Stored data entries:
============================================================

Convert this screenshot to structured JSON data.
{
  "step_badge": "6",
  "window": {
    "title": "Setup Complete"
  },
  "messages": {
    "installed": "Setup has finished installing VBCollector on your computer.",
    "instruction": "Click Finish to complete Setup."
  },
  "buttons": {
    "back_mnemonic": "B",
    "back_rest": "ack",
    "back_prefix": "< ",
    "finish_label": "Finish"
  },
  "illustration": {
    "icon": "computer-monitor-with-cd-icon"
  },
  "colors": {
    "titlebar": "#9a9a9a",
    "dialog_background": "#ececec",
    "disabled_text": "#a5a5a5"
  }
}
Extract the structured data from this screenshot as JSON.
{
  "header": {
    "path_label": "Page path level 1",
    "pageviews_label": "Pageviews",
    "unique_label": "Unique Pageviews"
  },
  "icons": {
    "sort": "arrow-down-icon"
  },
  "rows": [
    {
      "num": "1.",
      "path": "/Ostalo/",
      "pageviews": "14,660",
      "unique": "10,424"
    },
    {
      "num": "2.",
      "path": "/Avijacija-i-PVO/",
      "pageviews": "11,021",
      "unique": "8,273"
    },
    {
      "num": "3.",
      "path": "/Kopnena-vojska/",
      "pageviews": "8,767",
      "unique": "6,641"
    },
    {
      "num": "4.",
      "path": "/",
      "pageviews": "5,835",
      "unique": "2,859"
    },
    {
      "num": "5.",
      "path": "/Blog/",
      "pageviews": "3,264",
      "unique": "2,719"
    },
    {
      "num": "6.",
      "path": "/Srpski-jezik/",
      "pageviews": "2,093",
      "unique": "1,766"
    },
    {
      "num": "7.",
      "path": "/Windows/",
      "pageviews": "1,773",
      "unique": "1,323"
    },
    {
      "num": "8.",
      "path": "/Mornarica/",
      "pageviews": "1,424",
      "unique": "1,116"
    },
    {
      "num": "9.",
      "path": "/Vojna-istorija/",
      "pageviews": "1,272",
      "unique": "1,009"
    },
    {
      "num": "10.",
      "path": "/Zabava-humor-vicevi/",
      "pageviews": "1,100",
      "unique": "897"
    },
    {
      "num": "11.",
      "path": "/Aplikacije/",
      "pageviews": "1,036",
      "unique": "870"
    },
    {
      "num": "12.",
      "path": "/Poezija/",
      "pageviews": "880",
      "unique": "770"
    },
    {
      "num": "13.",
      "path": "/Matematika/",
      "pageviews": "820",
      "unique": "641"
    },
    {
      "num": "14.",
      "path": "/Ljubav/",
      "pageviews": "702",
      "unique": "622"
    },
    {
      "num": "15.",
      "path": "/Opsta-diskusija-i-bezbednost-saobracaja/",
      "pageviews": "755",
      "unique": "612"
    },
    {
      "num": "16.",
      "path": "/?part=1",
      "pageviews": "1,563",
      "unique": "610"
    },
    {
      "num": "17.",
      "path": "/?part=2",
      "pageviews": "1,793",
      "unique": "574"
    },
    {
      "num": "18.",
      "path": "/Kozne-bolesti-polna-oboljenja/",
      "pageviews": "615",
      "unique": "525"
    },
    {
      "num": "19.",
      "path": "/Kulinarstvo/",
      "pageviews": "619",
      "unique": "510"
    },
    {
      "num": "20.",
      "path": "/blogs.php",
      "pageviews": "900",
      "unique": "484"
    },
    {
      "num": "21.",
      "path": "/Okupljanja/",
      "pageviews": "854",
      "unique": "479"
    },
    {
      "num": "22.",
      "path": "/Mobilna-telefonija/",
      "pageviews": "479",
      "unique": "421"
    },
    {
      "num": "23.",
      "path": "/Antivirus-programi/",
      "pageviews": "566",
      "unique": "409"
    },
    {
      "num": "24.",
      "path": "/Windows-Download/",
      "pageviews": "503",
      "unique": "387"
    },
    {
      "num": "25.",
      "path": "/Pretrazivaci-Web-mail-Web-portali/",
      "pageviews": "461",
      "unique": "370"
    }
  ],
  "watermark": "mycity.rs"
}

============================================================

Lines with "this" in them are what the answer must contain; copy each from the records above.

**Your response**
Convert this screenshot to structured JSON data.
Extract the structured data from this screenshot as JSON.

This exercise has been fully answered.